## What to do
If a line in the data holds "install", copy that line out in full.

━━ Supplied records ━━

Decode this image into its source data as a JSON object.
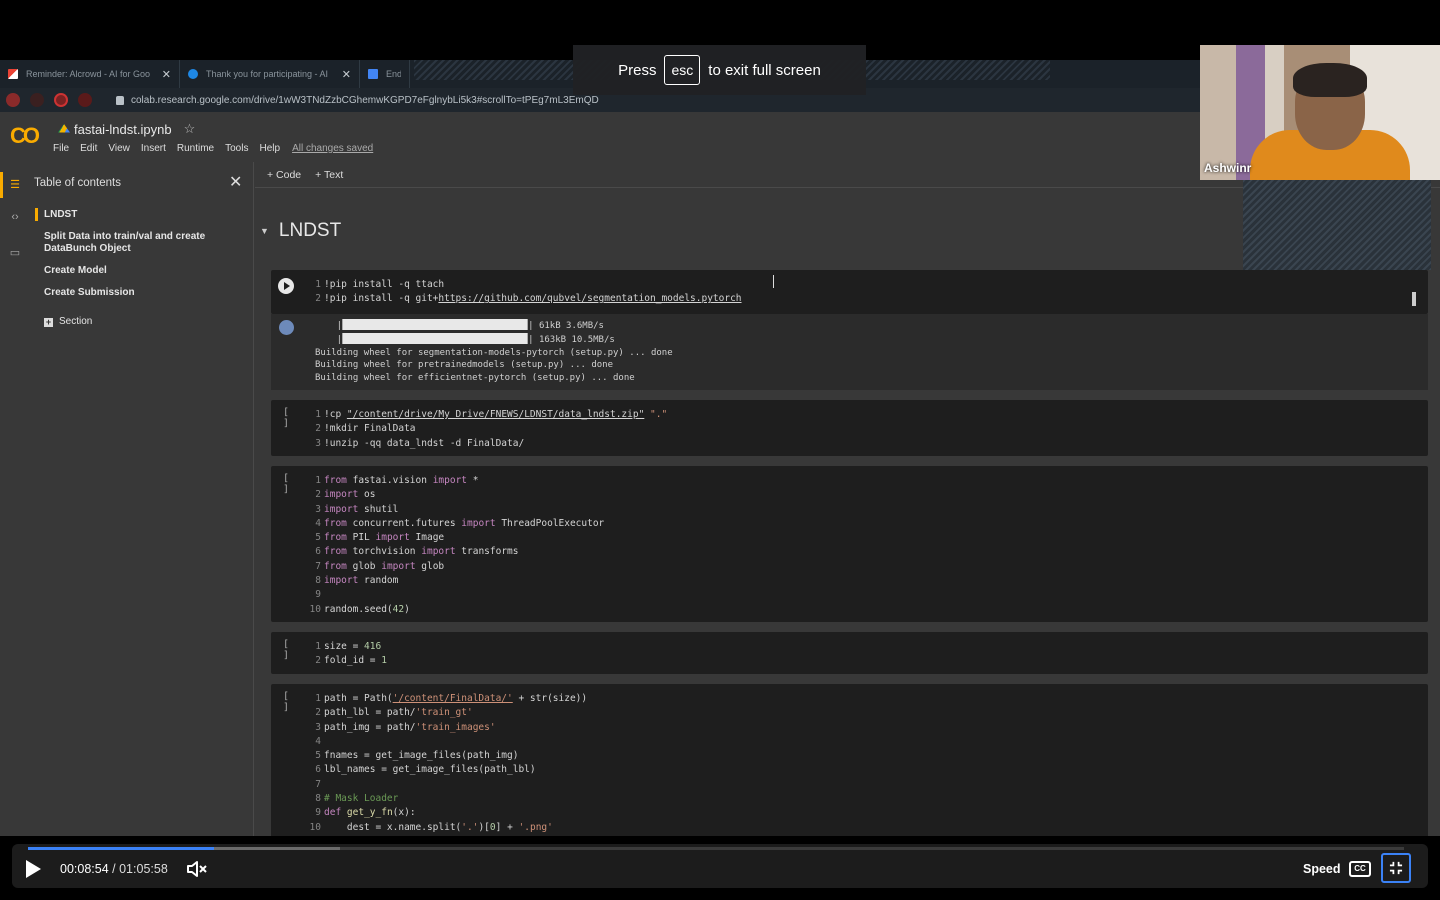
{
  "browser": {
    "tabs": [
      {
        "label": "Reminder: Alcrowd - AI for Goo",
        "icon": "gmail-icon"
      },
      {
        "label": "Thank you for participating - AI",
        "icon": "aicrowd-icon"
      },
      {
        "label": "End-c",
        "icon": "docs-icon"
      }
    ],
    "url": "colab.research.google.com/drive/1wW3TNdZzbCGhemwKGPD7eFglnybLi5k3#scrollTo=tPEg7mL3EmQD"
  },
  "fullscreen_banner": {
    "press": "Press",
    "key": "esc",
    "rest": "to exit full screen"
  },
  "colab": {
    "logo": "CO",
    "notebook_title": "fastai-lndst.ipynb",
    "menu": [
      "File",
      "Edit",
      "View",
      "Insert",
      "Runtime",
      "Tools",
      "Help"
    ],
    "saved_status": "All changes saved",
    "toolbar": {
      "code": "+ Code",
      "text": "+ Text"
    }
  },
  "toc": {
    "title": "Table of contents",
    "items": [
      "LNDST",
      "Split Data into train/val and create DataBunch Object",
      "Create Model",
      "Create Submission"
    ],
    "section": "Section"
  },
  "heading": "LNDST",
  "cells": {
    "c1": {
      "l1": "!pip install -q ttach",
      "l2_a": "!pip install -q git+",
      "l2_b": "https://github.com/qubvel/segmentation_models.pytorch"
    },
    "o1": {
      "l1": "61kB 3.6MB/s",
      "l2": "163kB 10.5MB/s",
      "l3": "Building wheel for segmentation-models-pytorch (setup.py) ... done",
      "l4": "Building wheel for pretrainedmodels (setup.py) ... done",
      "l5": "Building wheel for efficientnet-pytorch (setup.py) ... done"
    },
    "c2": {
      "l1_a": "!cp ",
      "l1_b": "\"/content/drive/My Drive/FNEWS/LDNST/data_lndst.zip\"",
      "l1_c": " \".\"",
      "l2": "!mkdir FinalData",
      "l3": "!unzip -qq data_lndst -d FinalData/"
    },
    "c4": {
      "l1_a": "size = ",
      "l1_b": "416",
      "l2_a": "fold_id = ",
      "l2_b": "1"
    },
    "run_label": "[ ]"
  },
  "webcam": {
    "name": "Ashwinr"
  },
  "player": {
    "current": "00:08:54",
    "total": "01:05:58",
    "speed": "Speed",
    "cc": "CC",
    "progress_fraction": 0.135
  }
}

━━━

## Expected answer
      "l1": "!pip install -q ttach",
      "l2_a": "!pip install -q git+",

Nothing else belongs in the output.